● **Work item**: Don't include any picture when you restate the data word for word.

Records from a collection:
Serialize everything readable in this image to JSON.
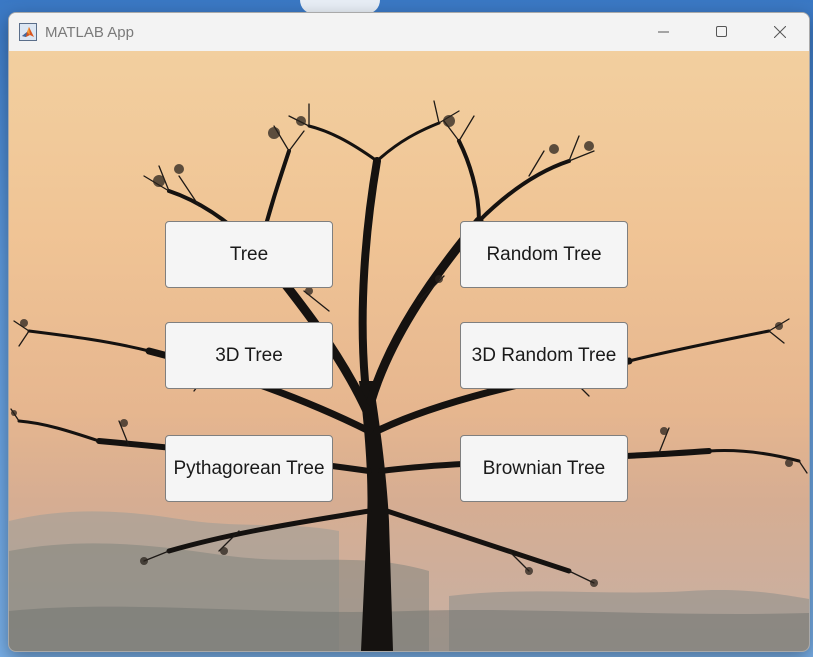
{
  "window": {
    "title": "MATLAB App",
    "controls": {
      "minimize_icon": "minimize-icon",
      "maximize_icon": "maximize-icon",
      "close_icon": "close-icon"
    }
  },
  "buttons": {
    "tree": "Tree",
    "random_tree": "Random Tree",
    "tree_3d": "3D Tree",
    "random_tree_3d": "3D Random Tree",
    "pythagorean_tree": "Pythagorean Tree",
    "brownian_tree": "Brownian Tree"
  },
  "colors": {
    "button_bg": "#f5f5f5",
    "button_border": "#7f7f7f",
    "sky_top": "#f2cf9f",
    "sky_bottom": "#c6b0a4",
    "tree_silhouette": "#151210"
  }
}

● **Response box**:
Serialize everything readable in this image to JSON.
{
  "window": {
    "title": "MATLAB App",
    "controls": {
      "minimize_icon": "minimize-icon",
      "maximize_icon": "maximize-icon",
      "close_icon": "close-icon"
    }
  },
  "buttons": {
    "tree": "Tree",
    "random_tree": "Random Tree",
    "tree_3d": "3D Tree",
    "random_tree_3d": "3D Random Tree",
    "pythagorean_tree": "Pythagorean Tree",
    "brownian_tree": "Brownian Tree"
  },
  "colors": {
    "button_bg": "#f5f5f5",
    "button_border": "#7f7f7f",
    "sky_top": "#f2cf9f",
    "sky_bottom": "#c6b0a4",
    "tree_silhouette": "#151210"
  }
}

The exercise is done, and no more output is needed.